▸ Dataset rows describing interfaces

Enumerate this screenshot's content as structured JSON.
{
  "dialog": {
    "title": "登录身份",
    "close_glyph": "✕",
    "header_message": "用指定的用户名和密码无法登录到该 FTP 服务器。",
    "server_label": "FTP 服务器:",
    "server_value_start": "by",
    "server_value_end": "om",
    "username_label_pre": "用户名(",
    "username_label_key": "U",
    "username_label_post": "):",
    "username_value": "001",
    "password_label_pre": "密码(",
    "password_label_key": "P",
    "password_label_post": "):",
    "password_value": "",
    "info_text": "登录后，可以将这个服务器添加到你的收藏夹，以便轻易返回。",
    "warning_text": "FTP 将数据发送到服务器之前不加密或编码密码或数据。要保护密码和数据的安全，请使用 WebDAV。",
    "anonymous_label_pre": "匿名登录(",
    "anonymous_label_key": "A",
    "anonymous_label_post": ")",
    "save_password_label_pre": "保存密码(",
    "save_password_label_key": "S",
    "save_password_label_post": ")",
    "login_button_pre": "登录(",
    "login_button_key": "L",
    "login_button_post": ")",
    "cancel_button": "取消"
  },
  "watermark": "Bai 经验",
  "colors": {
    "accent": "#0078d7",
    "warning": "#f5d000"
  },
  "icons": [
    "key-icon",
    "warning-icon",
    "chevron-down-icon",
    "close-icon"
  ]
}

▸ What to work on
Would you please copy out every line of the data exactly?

▸ Task output
Enumerate this screenshot's content as structured JSON.
{
  "dialog": {
    "title": "登录身份",
    "close_glyph": "✕",
    "header_message": "用指定的用户名和密码无法登录到该 FTP 服务器。",
    "server_label": "FTP 服务器:",
    "server_value_start": "by",
    "server_value_end": "om",
    "username_label_pre": "用户名(",
    "username_label_key": "U",
    "username_label_post": "):",
    "username_value": "001",
    "password_label_pre": "密码(",
    "password_label_key": "P",
    "password_label_post": "):",
    "password_value": "",
    "info_text": "登录后，可以将这个服务器添加到你的收藏夹，以便轻易返回。",
    "warning_text": "FTP 将数据发送到服务器之前不加密或编码密码或数据。要保护密码和数据的安全，请使用 WebDAV。",
    "anonymous_label_pre": "匿名登录(",
    "anonymous_label_key": "A",
    "anonymous_label_post": ")",
    "save_password_label_pre": "保存密码(",
    "save_password_label_key": "S",
    "save_password_label_post": ")",
    "login_button_pre": "登录(",
    "login_button_key": "L",
    "login_button_post": ")",
    "cancel_button": "取消"
  },
  "watermark": "Bai 经验",
  "colors": {
    "accent": "#0078d7",
    "warning": "#f5d000"
  },
  "icons": [
    "key-icon",
    "warning-icon",
    "chevron-down-icon",
    "close-icon"
  ]
}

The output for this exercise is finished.